LISTED ENTRIES Block Start
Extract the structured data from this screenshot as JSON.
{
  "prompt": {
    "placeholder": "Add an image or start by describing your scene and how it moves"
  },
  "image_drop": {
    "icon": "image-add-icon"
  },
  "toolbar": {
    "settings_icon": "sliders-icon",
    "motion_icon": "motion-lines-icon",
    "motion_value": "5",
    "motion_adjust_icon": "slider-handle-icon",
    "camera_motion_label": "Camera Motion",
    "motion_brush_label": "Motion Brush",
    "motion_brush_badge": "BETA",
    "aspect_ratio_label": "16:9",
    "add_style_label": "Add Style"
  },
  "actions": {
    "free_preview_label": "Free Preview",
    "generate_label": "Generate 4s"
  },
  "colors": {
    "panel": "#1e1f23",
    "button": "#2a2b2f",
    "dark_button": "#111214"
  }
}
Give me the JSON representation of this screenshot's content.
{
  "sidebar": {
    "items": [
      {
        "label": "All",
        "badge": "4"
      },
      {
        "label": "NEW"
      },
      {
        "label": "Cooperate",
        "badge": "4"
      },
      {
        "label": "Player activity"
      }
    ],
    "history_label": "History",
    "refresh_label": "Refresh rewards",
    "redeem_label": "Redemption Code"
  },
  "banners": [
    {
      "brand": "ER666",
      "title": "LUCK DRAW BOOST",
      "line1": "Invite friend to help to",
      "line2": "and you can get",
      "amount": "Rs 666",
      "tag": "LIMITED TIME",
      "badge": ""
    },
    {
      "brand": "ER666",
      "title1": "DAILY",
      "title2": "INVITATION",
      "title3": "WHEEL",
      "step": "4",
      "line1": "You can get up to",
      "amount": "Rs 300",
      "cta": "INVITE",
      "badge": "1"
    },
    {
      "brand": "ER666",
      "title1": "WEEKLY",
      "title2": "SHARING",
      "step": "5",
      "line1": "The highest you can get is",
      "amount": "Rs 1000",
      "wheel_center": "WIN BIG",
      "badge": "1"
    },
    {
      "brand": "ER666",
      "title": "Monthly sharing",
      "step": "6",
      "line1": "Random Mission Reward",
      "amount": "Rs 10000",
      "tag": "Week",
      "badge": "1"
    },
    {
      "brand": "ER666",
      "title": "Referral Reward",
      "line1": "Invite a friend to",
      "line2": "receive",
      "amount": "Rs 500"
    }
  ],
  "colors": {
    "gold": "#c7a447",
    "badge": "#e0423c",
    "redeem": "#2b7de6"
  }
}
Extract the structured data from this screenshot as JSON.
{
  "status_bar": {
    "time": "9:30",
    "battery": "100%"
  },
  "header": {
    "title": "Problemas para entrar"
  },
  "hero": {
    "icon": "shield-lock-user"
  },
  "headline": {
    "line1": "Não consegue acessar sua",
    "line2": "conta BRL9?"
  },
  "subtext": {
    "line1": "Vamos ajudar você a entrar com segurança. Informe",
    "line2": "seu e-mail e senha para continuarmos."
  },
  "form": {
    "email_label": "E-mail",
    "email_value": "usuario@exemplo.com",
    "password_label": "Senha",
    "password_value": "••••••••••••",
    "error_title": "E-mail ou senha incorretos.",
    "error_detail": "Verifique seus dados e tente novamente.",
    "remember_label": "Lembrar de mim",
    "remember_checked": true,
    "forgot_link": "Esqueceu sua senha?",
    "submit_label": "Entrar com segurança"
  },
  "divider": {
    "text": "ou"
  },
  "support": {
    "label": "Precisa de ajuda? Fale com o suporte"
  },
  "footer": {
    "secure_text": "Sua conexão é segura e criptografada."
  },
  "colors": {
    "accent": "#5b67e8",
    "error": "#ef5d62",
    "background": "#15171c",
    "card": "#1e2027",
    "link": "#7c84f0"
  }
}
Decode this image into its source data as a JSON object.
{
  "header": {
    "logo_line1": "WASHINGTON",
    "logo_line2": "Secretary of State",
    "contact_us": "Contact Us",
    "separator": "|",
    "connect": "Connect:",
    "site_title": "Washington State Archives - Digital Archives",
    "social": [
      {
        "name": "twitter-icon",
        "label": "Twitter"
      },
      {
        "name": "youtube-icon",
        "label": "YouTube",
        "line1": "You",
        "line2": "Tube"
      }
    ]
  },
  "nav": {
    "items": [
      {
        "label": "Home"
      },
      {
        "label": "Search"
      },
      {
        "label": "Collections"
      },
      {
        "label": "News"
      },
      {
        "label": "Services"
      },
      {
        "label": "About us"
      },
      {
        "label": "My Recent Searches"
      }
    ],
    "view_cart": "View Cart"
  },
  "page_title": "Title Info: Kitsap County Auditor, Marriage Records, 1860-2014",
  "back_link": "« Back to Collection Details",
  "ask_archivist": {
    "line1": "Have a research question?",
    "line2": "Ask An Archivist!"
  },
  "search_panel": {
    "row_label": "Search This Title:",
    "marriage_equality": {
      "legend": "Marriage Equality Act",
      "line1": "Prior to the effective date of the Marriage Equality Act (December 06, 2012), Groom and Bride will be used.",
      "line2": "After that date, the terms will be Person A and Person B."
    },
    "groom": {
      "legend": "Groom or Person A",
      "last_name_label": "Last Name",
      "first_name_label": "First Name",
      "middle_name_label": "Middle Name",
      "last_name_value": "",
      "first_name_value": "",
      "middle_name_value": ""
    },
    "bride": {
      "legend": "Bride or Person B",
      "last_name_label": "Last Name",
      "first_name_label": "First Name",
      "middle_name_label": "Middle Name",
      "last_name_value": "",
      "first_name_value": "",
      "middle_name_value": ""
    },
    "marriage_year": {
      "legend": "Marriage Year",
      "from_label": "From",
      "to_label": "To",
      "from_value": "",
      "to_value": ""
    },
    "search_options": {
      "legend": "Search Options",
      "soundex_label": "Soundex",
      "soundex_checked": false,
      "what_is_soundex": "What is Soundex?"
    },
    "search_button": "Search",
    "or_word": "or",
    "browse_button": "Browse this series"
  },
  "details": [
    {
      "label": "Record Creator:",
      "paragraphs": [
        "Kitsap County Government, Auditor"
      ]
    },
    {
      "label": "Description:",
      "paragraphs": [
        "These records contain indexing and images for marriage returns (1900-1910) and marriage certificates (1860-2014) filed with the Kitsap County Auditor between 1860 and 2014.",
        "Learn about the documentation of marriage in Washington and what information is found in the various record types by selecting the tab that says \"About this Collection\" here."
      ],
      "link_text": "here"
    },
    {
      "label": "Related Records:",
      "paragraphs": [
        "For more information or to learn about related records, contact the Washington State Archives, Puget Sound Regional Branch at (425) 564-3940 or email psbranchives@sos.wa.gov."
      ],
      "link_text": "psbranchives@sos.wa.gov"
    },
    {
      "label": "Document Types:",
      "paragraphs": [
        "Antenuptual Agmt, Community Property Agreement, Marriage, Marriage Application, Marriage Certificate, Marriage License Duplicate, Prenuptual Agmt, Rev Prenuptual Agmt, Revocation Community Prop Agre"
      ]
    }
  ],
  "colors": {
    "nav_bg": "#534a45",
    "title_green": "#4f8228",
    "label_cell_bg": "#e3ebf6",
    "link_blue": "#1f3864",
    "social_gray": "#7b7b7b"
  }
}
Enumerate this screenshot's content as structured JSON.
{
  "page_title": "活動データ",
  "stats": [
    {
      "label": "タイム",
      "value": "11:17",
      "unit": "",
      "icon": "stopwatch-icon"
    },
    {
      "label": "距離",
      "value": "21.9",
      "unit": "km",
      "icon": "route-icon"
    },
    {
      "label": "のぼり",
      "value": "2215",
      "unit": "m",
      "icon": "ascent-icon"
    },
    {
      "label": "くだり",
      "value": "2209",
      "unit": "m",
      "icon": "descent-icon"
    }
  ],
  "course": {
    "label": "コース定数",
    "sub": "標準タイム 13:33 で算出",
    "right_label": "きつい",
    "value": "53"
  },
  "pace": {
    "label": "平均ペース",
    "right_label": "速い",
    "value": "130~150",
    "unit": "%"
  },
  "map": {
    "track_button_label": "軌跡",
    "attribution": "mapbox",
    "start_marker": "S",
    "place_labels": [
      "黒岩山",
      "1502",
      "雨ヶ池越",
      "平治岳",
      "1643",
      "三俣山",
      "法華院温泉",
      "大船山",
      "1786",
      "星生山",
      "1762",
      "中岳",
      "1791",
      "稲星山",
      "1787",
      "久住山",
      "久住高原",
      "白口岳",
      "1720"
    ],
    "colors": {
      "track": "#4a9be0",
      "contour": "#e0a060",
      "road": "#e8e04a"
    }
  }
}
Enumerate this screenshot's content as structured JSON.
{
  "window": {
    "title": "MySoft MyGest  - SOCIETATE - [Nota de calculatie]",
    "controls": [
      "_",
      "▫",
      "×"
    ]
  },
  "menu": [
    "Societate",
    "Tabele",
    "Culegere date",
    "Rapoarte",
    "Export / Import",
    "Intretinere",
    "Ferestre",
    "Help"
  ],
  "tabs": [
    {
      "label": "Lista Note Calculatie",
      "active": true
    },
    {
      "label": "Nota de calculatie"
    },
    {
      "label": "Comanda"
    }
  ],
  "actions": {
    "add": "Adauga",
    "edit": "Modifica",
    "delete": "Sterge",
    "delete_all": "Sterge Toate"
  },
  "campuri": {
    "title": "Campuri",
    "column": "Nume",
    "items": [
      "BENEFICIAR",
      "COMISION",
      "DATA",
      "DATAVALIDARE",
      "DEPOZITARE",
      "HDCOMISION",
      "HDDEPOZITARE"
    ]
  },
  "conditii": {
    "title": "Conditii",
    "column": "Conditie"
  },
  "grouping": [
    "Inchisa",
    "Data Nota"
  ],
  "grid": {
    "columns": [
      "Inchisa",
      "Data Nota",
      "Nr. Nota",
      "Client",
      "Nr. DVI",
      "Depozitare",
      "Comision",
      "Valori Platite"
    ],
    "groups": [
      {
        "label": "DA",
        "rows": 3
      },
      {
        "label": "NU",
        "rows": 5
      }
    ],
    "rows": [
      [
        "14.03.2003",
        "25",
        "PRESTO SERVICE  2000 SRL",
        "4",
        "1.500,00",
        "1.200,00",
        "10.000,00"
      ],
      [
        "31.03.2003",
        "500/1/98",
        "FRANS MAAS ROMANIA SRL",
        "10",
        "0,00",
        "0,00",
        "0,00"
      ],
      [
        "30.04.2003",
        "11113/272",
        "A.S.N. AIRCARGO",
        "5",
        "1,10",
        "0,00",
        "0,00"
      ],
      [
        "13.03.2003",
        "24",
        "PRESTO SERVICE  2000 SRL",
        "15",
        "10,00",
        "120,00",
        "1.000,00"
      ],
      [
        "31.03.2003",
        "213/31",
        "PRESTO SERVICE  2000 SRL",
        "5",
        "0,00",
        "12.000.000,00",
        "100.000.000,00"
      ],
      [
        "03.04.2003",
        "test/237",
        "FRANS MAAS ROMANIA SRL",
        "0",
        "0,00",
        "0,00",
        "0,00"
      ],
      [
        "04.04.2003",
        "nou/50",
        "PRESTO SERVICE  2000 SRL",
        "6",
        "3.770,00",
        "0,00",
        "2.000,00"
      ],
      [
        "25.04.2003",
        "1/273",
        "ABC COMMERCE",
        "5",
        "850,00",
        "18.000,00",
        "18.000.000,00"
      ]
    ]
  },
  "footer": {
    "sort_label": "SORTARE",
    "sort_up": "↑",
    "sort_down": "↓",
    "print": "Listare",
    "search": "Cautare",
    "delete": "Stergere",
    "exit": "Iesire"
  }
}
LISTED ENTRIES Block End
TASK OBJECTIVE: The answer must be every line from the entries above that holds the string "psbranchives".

SOLVED PROBLEM:
        "For more information or to learn about related records, contact the Washington State Archives, Puget Sound Regional Branch at (425) 564-3940 or email psbranchives@sos.wa.gov."
      "link_text": "psbranchives@sos.wa.gov"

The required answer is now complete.